You know, a lot of us aren't really campers. We can put up a tent and hang out in it but we (indicating herself and her friend) were not ready for a storm. But it was fine! Everyone is so helpful! We have had the same neighbors for days. Everyone just came together and helped secure stuff and then we just waited it out.
Festival organizers were determined to prevent the weather from adding any new issues for the festival. As temperatures climbed through the day, staff was on hand to pass out fans and ice through crowds of hot fans.
We were able to catch a reprieve from the heat under the canopy of the trees that provided the surrounded the stage during Citizen Cope's Treehouse Session. With a max capacity of 250, organizers say this private viewing area will continue to be an area for intimate viewing in future years.
Hozier packed the area in front of the Lawn Stage before everyone migrated back to hear Bastille, where they were treated to new material from the band's upcoming album.
And in a state that has decriminalized the use of marijuana, one performer was certain to elevate the crowd to full party mode once again.
Though The Killers were a bit late taking the stage, they bestowed an olive branch to the audience by covering Kings of Leon (who did not reschedule their rained out performance).

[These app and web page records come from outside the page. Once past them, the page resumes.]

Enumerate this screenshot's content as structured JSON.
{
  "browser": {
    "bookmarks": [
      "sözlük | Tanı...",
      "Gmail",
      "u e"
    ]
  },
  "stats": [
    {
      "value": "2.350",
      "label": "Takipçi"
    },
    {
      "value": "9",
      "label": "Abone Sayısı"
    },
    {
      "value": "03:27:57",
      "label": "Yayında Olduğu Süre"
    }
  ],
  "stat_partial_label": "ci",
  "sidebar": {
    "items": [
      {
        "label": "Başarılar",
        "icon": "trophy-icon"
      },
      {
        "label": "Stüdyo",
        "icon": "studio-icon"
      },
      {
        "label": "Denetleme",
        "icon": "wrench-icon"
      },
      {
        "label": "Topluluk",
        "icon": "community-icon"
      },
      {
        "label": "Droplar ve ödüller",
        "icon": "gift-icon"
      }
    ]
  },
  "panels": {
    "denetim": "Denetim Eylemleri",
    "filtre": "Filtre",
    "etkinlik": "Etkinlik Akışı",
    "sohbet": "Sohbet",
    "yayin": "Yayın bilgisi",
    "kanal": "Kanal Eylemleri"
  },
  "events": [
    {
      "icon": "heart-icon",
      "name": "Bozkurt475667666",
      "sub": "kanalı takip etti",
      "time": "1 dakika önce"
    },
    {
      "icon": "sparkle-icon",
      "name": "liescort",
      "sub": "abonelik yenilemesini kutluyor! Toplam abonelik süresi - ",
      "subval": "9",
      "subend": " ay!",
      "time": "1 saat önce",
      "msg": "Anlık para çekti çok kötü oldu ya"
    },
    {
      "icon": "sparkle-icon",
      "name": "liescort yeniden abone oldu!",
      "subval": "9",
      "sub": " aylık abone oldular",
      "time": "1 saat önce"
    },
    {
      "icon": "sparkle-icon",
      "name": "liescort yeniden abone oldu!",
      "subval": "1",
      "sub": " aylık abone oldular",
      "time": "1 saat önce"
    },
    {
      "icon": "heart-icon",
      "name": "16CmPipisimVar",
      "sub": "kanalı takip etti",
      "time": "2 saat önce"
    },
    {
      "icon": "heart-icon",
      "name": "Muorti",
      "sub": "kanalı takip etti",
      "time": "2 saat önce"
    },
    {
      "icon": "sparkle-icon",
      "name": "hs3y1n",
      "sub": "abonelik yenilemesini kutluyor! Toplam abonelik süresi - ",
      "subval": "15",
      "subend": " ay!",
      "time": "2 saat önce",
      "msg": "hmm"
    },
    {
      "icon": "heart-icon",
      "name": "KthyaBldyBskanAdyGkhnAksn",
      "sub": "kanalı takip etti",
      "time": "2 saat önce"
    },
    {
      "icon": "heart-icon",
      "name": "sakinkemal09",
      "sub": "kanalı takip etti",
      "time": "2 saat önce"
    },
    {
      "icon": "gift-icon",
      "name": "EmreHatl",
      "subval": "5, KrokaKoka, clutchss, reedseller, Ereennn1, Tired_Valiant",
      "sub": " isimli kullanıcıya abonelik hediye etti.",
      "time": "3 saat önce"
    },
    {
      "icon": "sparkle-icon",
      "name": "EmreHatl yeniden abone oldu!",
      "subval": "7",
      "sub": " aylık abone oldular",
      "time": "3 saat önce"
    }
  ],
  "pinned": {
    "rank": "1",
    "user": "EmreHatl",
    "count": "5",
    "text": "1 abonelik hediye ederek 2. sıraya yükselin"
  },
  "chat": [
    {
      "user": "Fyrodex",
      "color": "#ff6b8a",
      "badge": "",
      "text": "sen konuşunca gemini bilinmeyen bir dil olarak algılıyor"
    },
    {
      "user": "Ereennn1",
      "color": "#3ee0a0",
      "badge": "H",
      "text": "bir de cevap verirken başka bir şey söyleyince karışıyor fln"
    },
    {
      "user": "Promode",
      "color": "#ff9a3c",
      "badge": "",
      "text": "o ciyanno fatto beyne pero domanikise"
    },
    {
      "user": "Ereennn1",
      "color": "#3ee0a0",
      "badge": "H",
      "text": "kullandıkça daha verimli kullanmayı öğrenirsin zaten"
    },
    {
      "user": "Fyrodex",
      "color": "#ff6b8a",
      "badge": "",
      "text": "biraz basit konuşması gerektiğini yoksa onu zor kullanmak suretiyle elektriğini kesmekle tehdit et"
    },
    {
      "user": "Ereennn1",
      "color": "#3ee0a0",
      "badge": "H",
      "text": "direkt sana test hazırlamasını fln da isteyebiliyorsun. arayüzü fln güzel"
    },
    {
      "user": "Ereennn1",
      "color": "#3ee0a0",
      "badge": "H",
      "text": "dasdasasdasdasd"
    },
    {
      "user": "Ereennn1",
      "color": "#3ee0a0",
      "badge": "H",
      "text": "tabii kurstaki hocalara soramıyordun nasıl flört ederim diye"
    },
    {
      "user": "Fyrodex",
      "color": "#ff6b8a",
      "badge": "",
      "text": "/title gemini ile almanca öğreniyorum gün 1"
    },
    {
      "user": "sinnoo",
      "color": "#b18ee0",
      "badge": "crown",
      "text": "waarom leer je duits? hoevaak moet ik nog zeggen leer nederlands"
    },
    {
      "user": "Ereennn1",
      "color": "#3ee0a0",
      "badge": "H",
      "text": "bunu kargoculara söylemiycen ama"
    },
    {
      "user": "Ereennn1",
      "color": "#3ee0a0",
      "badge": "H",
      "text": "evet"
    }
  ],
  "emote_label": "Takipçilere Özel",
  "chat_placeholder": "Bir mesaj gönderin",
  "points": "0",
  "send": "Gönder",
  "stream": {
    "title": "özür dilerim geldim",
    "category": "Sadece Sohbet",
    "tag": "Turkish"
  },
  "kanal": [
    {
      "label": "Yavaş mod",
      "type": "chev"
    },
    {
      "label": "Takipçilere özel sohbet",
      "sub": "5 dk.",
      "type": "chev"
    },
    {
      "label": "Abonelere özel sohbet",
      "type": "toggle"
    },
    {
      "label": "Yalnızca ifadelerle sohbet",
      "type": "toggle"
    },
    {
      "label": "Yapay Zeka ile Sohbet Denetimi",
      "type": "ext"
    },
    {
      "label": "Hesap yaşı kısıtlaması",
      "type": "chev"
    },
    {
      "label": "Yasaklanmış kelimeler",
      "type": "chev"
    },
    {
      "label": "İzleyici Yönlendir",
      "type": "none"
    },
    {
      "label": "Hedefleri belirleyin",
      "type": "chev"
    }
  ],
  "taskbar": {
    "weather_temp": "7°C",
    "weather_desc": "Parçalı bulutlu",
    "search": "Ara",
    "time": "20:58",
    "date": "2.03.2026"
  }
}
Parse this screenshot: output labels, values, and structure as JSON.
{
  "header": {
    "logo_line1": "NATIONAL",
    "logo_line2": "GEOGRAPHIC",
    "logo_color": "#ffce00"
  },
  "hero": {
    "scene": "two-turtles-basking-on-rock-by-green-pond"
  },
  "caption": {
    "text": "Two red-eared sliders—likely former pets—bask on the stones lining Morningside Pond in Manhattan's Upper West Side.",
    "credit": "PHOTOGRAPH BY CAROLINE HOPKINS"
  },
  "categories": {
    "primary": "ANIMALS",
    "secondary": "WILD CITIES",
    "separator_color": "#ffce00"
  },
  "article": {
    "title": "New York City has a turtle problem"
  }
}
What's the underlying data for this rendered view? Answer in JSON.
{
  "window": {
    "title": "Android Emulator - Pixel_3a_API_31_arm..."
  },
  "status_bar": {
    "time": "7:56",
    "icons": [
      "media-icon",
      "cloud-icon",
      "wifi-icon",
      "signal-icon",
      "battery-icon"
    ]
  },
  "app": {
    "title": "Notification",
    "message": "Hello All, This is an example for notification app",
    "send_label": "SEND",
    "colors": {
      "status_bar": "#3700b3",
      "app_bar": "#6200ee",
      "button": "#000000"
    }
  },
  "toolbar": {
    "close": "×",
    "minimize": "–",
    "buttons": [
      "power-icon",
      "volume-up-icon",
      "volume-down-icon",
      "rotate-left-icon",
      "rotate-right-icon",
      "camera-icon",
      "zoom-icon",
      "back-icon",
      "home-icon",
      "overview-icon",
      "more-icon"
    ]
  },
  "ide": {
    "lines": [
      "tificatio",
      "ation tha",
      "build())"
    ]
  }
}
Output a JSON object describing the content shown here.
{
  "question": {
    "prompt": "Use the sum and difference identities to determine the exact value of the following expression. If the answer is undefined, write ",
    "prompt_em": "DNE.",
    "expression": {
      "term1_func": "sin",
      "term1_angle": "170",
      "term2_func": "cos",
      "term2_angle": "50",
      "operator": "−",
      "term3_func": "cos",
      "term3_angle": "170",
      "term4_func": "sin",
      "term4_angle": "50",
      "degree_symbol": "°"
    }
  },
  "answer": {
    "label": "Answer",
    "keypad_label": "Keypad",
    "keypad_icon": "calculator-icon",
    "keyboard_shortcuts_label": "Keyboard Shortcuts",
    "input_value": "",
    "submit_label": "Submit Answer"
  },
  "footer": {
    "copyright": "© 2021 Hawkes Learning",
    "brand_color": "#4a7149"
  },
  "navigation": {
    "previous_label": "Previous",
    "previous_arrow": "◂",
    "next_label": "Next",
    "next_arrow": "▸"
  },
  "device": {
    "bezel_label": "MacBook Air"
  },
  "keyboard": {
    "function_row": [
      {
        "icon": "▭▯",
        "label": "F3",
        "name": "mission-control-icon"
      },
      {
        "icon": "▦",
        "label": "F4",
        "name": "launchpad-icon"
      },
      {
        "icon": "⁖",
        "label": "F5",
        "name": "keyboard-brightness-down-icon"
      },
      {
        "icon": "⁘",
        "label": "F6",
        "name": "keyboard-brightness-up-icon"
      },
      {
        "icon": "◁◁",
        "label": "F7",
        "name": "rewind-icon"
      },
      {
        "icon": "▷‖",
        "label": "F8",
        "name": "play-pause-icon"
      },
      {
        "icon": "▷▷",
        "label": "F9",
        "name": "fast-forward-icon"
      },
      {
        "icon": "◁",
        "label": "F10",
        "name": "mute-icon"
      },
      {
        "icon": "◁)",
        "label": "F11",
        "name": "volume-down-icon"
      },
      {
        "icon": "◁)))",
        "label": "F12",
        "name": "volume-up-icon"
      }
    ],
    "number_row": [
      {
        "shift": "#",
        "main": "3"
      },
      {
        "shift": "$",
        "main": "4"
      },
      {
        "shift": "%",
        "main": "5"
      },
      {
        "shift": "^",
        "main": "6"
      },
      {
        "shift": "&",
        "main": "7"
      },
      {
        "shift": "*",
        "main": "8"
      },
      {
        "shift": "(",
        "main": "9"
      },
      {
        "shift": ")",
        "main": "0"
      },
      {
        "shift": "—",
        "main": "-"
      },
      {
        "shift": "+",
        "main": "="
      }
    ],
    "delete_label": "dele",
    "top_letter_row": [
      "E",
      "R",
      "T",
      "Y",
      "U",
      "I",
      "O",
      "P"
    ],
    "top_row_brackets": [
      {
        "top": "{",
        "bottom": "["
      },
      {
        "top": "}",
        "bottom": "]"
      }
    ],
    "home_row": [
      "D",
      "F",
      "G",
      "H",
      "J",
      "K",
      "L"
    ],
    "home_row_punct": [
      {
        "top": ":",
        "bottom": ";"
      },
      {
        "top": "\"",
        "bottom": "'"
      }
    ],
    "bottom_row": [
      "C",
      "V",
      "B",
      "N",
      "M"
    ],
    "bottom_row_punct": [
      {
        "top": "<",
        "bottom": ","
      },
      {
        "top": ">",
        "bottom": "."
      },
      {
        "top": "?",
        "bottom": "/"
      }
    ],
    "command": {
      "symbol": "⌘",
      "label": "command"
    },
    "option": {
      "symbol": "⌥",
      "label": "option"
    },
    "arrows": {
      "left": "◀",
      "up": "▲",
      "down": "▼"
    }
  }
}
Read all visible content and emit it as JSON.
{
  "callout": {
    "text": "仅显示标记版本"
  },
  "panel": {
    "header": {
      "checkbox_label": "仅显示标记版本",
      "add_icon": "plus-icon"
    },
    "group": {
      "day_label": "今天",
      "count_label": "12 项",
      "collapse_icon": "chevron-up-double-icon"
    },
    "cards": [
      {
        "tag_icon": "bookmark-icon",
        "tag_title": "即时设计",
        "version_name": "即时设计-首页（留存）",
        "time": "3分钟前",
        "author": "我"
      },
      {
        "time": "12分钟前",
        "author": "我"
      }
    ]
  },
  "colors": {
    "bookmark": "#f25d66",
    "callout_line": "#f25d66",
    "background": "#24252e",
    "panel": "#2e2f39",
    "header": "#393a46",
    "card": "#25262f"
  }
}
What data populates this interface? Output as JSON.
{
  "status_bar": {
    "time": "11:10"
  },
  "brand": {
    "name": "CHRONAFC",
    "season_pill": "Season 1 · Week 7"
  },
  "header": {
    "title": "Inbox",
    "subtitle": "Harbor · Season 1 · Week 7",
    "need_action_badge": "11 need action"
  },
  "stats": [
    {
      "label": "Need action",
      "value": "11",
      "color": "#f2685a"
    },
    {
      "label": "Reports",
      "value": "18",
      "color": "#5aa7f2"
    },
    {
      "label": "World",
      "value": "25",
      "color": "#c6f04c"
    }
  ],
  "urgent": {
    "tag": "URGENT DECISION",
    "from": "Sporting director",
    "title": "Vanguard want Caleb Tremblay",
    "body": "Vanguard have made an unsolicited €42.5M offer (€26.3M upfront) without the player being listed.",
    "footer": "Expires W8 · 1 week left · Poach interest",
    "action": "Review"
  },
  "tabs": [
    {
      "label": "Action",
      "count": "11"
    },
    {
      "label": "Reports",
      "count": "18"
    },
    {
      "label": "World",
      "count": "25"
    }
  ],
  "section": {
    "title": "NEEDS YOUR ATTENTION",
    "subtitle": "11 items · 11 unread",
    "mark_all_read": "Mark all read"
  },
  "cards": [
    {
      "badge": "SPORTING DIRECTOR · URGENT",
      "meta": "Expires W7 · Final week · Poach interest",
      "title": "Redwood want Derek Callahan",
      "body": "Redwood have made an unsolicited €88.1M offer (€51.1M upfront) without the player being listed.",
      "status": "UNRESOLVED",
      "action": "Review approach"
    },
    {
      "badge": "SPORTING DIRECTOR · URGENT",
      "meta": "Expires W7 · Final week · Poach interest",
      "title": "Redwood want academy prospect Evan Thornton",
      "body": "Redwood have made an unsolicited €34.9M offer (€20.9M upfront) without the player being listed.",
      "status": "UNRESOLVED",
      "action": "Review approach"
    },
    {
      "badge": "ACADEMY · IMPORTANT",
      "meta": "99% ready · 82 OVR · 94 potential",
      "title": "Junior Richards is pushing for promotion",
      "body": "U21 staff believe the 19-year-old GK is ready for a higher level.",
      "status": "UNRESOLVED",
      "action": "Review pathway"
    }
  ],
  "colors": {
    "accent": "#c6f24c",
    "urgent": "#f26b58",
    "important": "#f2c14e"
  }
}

Check back later this week for our review of this year's festival fashion and leave your feedback in the comments below!